With the basics in place, the challenge would have been to translate the grand vision on to celluloid, after which SRK's money and marketing skills would take over.
Other givens in place like script etc, three elements need to be in sync for a successful film. The director's vision, the lead actor's vision, and the producer's vision. The last is commercial, return on investment, while the first two are creative, and it is essential that the director's vision mesh with the actor's, or at least subsume it.
Ra.One's fault number one, as I see it, was that the director and the lead actor had different visions. The director's vision was to tell his story, and SRK's was to get his 'message' across. Somewhere somehow they did not sync with each other. So at the end of the film, SRK's message comes across, but the story flops in the telling.

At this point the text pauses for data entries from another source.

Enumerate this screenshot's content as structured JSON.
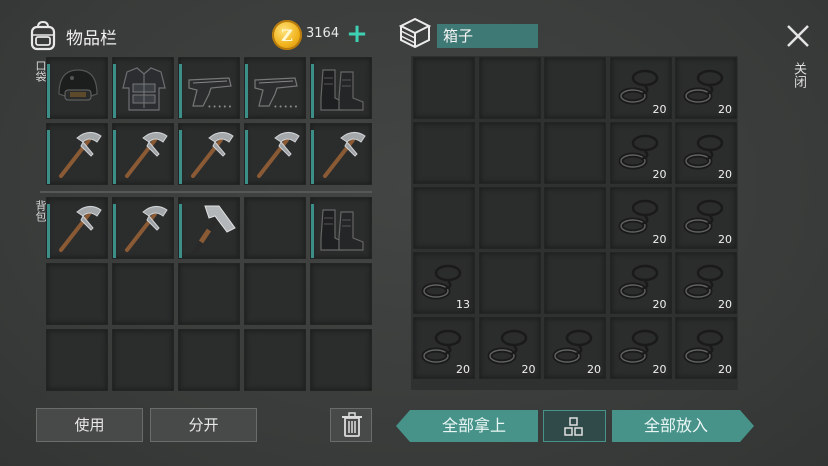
{
  "inventory": {
    "title": "物品栏",
    "coins": "3164",
    "pocket_label": "口袋",
    "backpack_label": "背包",
    "pocket_slots": [
      {
        "icon": "helmet-icon"
      },
      {
        "icon": "body-armor-icon"
      },
      {
        "icon": "pistol-icon"
      },
      {
        "icon": "pistol-icon"
      },
      {
        "icon": "boots-icon"
      },
      {
        "icon": "pickaxe-icon"
      },
      {
        "icon": "pickaxe-icon"
      },
      {
        "icon": "pickaxe-icon"
      },
      {
        "icon": "pickaxe-icon"
      },
      {
        "icon": "pickaxe-icon"
      }
    ],
    "backpack_slots": [
      {
        "icon": "pickaxe-icon"
      },
      {
        "icon": "pickaxe-icon"
      },
      {
        "icon": "hammer-icon"
      },
      {
        "icon": ""
      },
      {
        "icon": "boots-icon"
      },
      {
        "icon": ""
      },
      {
        "icon": ""
      },
      {
        "icon": ""
      },
      {
        "icon": ""
      },
      {
        "icon": ""
      },
      {
        "icon": ""
      },
      {
        "icon": ""
      },
      {
        "icon": ""
      },
      {
        "icon": ""
      },
      {
        "icon": ""
      }
    ]
  },
  "chest": {
    "title": "箱子",
    "slots": [
      {
        "icon": "",
        "qty": ""
      },
      {
        "icon": "",
        "qty": ""
      },
      {
        "icon": "",
        "qty": ""
      },
      {
        "icon": "rope-icon",
        "qty": "20"
      },
      {
        "icon": "rope-icon",
        "qty": "20"
      },
      {
        "icon": "",
        "qty": ""
      },
      {
        "icon": "",
        "qty": ""
      },
      {
        "icon": "",
        "qty": ""
      },
      {
        "icon": "rope-icon",
        "qty": "20"
      },
      {
        "icon": "rope-icon",
        "qty": "20"
      },
      {
        "icon": "",
        "qty": ""
      },
      {
        "icon": "",
        "qty": ""
      },
      {
        "icon": "",
        "qty": ""
      },
      {
        "icon": "rope-icon",
        "qty": "20"
      },
      {
        "icon": "rope-icon",
        "qty": "20"
      },
      {
        "icon": "rope-icon",
        "qty": "13"
      },
      {
        "icon": "",
        "qty": ""
      },
      {
        "icon": "",
        "qty": ""
      },
      {
        "icon": "rope-icon",
        "qty": "20"
      },
      {
        "icon": "rope-icon",
        "qty": "20"
      },
      {
        "icon": "rope-icon",
        "qty": "20"
      },
      {
        "icon": "rope-icon",
        "qty": "20"
      },
      {
        "icon": "rope-icon",
        "qty": "20"
      },
      {
        "icon": "rope-icon",
        "qty": "20"
      },
      {
        "icon": "rope-icon",
        "qty": "20"
      }
    ]
  },
  "close_label": "关闭",
  "buttons": {
    "use": "使用",
    "split": "分开",
    "take_all": "全部拿上",
    "put_all": "全部放入"
  },
  "colors": {
    "accent": "#47938a",
    "coin": "#f0b21c",
    "plus": "#3fd0b3"
  }
}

Ra.One's fault number two was that there was no emotional connect with the audience. A superhero is out to save the world, the established order which has you and me, members of the audience, in it and we need to feel the urgency of being saved. The unsuperhero G.One's goal, on the other hand, is merely to save his family from an equally inept villain. Who cares!
Ra.One's fault number three was the poor FX. If this tackiness is the level of FX India's biggest movie budget can buy, then I suggest Bollywood return to more modest but effective story-telling. The last Hindi superhero film, Krrish, must have been made on a fraction of Ra.One's budget but boasted better FX and worked just fine and not merely because Hrithink Roshan is a better looking actor.

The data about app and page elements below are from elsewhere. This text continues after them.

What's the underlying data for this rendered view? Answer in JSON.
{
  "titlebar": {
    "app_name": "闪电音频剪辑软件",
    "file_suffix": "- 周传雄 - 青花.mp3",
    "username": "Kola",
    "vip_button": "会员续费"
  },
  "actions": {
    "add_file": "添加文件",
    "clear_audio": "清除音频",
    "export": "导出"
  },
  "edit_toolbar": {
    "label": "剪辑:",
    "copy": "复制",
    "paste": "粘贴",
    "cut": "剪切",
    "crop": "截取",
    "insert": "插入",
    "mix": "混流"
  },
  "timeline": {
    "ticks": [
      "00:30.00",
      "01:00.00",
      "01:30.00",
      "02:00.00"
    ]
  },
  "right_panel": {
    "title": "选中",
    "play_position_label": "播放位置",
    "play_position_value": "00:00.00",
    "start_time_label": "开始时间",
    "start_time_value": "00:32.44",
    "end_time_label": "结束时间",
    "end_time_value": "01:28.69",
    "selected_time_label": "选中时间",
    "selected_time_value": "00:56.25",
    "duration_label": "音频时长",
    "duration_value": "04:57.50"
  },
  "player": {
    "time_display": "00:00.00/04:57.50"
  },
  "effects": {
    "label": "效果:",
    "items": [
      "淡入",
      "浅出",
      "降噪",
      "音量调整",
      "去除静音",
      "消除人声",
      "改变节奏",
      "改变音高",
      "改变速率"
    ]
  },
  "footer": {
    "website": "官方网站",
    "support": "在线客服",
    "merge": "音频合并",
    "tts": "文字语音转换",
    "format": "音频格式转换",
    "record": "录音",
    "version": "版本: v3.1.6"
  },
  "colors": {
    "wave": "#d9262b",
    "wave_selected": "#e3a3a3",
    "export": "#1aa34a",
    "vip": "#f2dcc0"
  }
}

Ra.One's fault number four was that the hero is very un-hero. Oh, G.One has the usual charm that SRK brings to his characters, plus the dimples, but you need to fight out there, not flee all the time. A superhero with no real super skills apart from whirling like a ceiling fan etc? And to think that SRK turned down Shankar's Robot to make this film!

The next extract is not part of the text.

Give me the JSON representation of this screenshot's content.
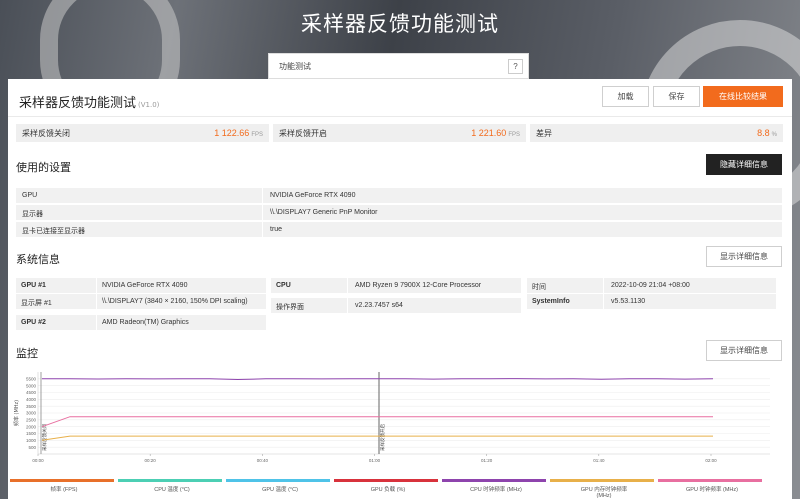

Plus, if I may make a suggestion, can SRK please bring back his original dance director Farah Khan? I don't know what went wrong between them, but she 'knew' SRK and the dance steps reflected that. Here G.One does the hip steps that seem so alien to the SRK we know and love on screen.
Ra.One's fault number five was that it insults audience intelligence too much. All films do, but within limits. Here there seems to be no end to it. Just one instance: Kareena returns to India (why, we don't know since her husband is a British citizen) to her old house where her neighbours know them well, but no one seems to know that her husband is dead or notice that the man with her is not the same guy. Makes me pray as a film-goer that the promise of the last scene, where G.One is shown to return (this time as the evil one, something tells me), doesn't happen.
So what is my takeaway from this most expensive abomination to hit our screens? That even SRK can fail; that while sex continues to sell, SRK doesn't.
Finally, my reaction as a Tamilian to the first Tamil character essayed by SRK: funny and irreverent so typical of the man, but there's a inbuilt danger in caricatures. Which is that the caricature stays on in the mind, not the character. Which happens with Ra.One, which is also its biggest fault.
And as PS, let me rub it in as a Tamilian. Rivals may diss Sachin Tendulkar to score points during their book release, but at the end of the day his batting record is there for everyone to see. Similarly, you can caricature Tamils no end, but at the end of the day Rajnikanth's Endhiran collections are there for all to see. Paithikkara!
Also read: Ra.One: What a letdown!
Ra.One is SRK's most expensive midlife crisis
Why Ra.One disappoints
Ra.One disappoints New York
Readers Review on Ra.One